═══ Records for the task

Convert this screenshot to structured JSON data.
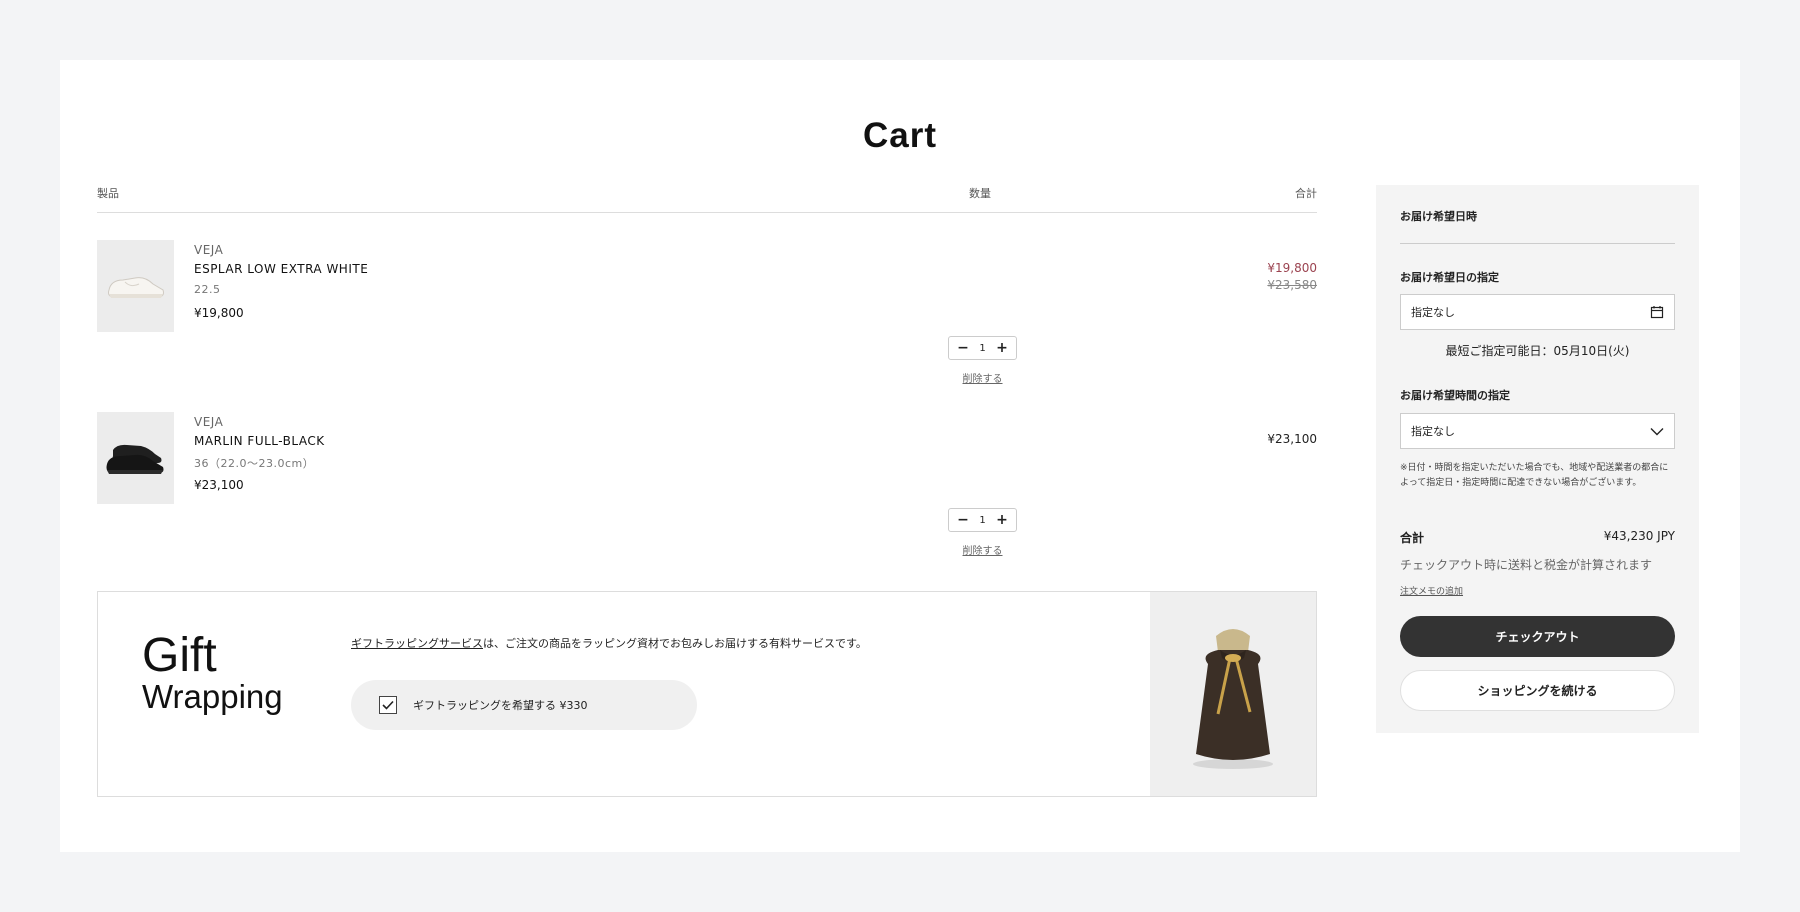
{
  "page": {
    "title": "Cart"
  },
  "table": {
    "col_product": "製品",
    "col_qty": "数量",
    "col_total": "合計"
  },
  "items": [
    {
      "brand": "VEJA",
      "name": "ESPLAR LOW EXTRA WHITE",
      "variant": "22.5",
      "unit_price": "¥19,800",
      "line_total": "¥19,800",
      "original_total": "¥23,580",
      "quantity": "1",
      "remove_label": "削除する",
      "image_icon": "white-sneaker-icon"
    },
    {
      "brand": "VEJA",
      "name": "MARLIN FULL-BLACK",
      "variant": "36（22.0〜23.0cm）",
      "unit_price": "¥23,100",
      "line_total": "¥23,100",
      "quantity": "1",
      "remove_label": "削除する",
      "image_icon": "black-sneaker-icon"
    }
  ],
  "gift": {
    "title_line1": "Gift",
    "title_line2": "Wrapping",
    "link_text": "ギフトラッピングサービス",
    "desc_rest": "は、ご注文の商品をラッピング資材でお包みしお届けする有料サービスです。",
    "checkbox_label": "ギフトラッピングを希望する ¥330",
    "checked": true,
    "image_icon": "gift-bag-icon"
  },
  "sidebar": {
    "heading": "お届け希望日時",
    "date_label": "お届け希望日の指定",
    "date_value": "指定なし",
    "earliest": "最短ご指定可能日：05月10日(火)",
    "time_label": "お届け希望時間の指定",
    "time_value": "指定なし",
    "note": "※日付・時間を指定いただいた場合でも、地域や配送業者の都合によって指定日・指定時間に配達できない場合がございます。",
    "total_label": "合計",
    "total_value": "¥43,230 JPY",
    "tax_note": "チェックアウト時に送料と税金が計算されます",
    "memo_link": "注文メモの追加",
    "checkout_label": "チェックアウト",
    "continue_label": "ショッピングを続ける"
  },
  "colors": {
    "sale_price": "#9b4350",
    "checkout_button": "#333333",
    "sidebar_bg": "#f4f4f4",
    "page_bg": "#f3f4f6"
  }
}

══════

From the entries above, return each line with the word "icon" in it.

#### [Expected answer]
      "image_icon": "white-sneaker-icon"
      "image_icon": "black-sneaker-icon"
    "image_icon": "gift-bag-icon"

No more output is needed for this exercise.